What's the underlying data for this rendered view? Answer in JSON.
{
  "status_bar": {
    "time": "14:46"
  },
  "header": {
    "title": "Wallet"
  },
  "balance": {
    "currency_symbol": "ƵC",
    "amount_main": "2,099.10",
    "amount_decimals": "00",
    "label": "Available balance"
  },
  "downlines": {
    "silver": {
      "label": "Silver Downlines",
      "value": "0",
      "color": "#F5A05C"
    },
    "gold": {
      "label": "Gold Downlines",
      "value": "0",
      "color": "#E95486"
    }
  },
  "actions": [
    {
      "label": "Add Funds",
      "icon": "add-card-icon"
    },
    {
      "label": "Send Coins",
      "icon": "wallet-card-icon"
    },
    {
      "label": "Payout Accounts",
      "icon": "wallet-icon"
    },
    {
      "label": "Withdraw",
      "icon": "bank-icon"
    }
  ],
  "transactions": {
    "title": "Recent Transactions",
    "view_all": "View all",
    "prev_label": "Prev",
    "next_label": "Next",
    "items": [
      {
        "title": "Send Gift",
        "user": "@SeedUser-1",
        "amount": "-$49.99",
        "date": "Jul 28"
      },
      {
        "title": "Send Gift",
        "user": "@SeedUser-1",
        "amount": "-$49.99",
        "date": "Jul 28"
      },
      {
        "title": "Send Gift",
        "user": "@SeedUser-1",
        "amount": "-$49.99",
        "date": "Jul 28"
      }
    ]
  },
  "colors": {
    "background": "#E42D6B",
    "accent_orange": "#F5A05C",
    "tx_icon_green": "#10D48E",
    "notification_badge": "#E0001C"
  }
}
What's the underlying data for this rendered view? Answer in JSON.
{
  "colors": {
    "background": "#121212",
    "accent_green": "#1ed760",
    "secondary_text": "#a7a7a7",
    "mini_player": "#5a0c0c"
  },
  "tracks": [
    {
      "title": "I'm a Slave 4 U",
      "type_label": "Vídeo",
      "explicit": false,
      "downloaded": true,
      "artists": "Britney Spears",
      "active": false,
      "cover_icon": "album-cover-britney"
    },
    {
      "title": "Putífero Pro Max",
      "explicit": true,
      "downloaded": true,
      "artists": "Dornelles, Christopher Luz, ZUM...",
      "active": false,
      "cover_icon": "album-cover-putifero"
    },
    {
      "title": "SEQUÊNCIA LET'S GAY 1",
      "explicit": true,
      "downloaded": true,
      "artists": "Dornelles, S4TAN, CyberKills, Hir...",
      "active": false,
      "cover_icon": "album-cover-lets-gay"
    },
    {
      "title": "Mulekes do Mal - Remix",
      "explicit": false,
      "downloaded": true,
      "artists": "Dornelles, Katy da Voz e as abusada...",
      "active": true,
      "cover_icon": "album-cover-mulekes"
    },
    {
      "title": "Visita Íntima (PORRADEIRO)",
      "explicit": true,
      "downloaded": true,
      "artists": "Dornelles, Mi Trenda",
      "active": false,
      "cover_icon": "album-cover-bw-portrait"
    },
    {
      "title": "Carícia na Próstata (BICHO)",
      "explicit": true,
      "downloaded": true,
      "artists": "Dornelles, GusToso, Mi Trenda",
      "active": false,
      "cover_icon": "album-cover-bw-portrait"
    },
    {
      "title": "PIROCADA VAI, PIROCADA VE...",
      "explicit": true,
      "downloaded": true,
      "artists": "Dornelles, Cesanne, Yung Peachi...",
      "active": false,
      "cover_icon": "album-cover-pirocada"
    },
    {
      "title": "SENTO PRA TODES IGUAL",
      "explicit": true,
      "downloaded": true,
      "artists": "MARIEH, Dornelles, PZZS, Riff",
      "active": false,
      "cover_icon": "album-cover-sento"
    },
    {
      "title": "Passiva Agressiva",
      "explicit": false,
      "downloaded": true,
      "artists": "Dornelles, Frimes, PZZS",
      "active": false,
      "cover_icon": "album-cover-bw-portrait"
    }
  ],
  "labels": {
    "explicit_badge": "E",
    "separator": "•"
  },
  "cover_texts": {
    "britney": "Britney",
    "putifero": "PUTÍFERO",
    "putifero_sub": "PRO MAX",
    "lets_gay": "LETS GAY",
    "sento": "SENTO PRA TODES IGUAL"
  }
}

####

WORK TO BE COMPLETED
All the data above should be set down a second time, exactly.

SOLUTION FOR THIS EXERCISE
What's the underlying data for this rendered view? Answer in JSON.
{
  "status_bar": {
    "time": "14:46"
  },
  "header": {
    "title": "Wallet"
  },
  "balance": {
    "currency_symbol": "ƵC",
    "amount_main": "2,099.10",
    "amount_decimals": "00",
    "label": "Available balance"
  },
  "downlines": {
    "silver": {
      "label": "Silver Downlines",
      "value": "0",
      "color": "#F5A05C"
    },
    "gold": {
      "label": "Gold Downlines",
      "value": "0",
      "color": "#E95486"
    }
  },
  "actions": [
    {
      "label": "Add Funds",
      "icon": "add-card-icon"
    },
    {
      "label": "Send Coins",
      "icon": "wallet-card-icon"
    },
    {
      "label": "Payout Accounts",
      "icon": "wallet-icon"
    },
    {
      "label": "Withdraw",
      "icon": "bank-icon"
    }
  ],
  "transactions": {
    "title": "Recent Transactions",
    "view_all": "View all",
    "prev_label": "Prev",
    "next_label": "Next",
    "items": [
      {
        "title": "Send Gift",
        "user": "@SeedUser-1",
        "amount": "-$49.99",
        "date": "Jul 28"
      },
      {
        "title": "Send Gift",
        "user": "@SeedUser-1",
        "amount": "-$49.99",
        "date": "Jul 28"
      },
      {
        "title": "Send Gift",
        "user": "@SeedUser-1",
        "amount": "-$49.99",
        "date": "Jul 28"
      }
    ]
  },
  "colors": {
    "background": "#E42D6B",
    "accent_orange": "#F5A05C",
    "tx_icon_green": "#10D48E",
    "notification_badge": "#E0001C"
  }
}
What's the underlying data for this rendered view? Answer in JSON.
{
  "colors": {
    "background": "#121212",
    "accent_green": "#1ed760",
    "secondary_text": "#a7a7a7",
    "mini_player": "#5a0c0c"
  },
  "tracks": [
    {
      "title": "I'm a Slave 4 U",
      "type_label": "Vídeo",
      "explicit": false,
      "downloaded": true,
      "artists": "Britney Spears",
      "active": false,
      "cover_icon": "album-cover-britney"
    },
    {
      "title": "Putífero Pro Max",
      "explicit": true,
      "downloaded": true,
      "artists": "Dornelles, Christopher Luz, ZUM...",
      "active": false,
      "cover_icon": "album-cover-putifero"
    },
    {
      "title": "SEQUÊNCIA LET'S GAY 1",
      "explicit": true,
      "downloaded": true,
      "artists": "Dornelles, S4TAN, CyberKills, Hir...",
      "active": false,
      "cover_icon": "album-cover-lets-gay"
    },
    {
      "title": "Mulekes do Mal - Remix",
      "explicit": false,
      "downloaded": true,
      "artists": "Dornelles, Katy da Voz e as abusada...",
      "active": true,
      "cover_icon": "album-cover-mulekes"
    },
    {
      "title": "Visita Íntima (PORRADEIRO)",
      "explicit": true,
      "downloaded": true,
      "artists": "Dornelles, Mi Trenda",
      "active": false,
      "cover_icon": "album-cover-bw-portrait"
    },
    {
      "title": "Carícia na Próstata (BICHO)",
      "explicit": true,
      "downloaded": true,
      "artists": "Dornelles, GusToso, Mi Trenda",
      "active": false,
      "cover_icon": "album-cover-bw-portrait"
    },
    {
      "title": "PIROCADA VAI, PIROCADA VE...",
      "explicit": true,
      "downloaded": true,
      "artists": "Dornelles, Cesanne, Yung Peachi...",
      "active": false,
      "cover_icon": "album-cover-pirocada"
    },
    {
      "title": "SENTO PRA TODES IGUAL",
      "explicit": true,
      "downloaded": true,
      "artists": "MARIEH, Dornelles, PZZS, Riff",
      "active": false,
      "cover_icon": "album-cover-sento"
    },
    {
      "title": "Passiva Agressiva",
      "explicit": false,
      "downloaded": true,
      "artists": "Dornelles, Frimes, PZZS",
      "active": false,
      "cover_icon": "album-cover-bw-portrait"
    }
  ],
  "labels": {
    "explicit_badge": "E",
    "separator": "•"
  },
  "cover_texts": {
    "britney": "Britney",
    "putifero": "PUTÍFERO",
    "putifero_sub": "PRO MAX",
    "lets_gay": "LETS GAY",
    "sento": "SENTO PRA TODES IGUAL"
  }
}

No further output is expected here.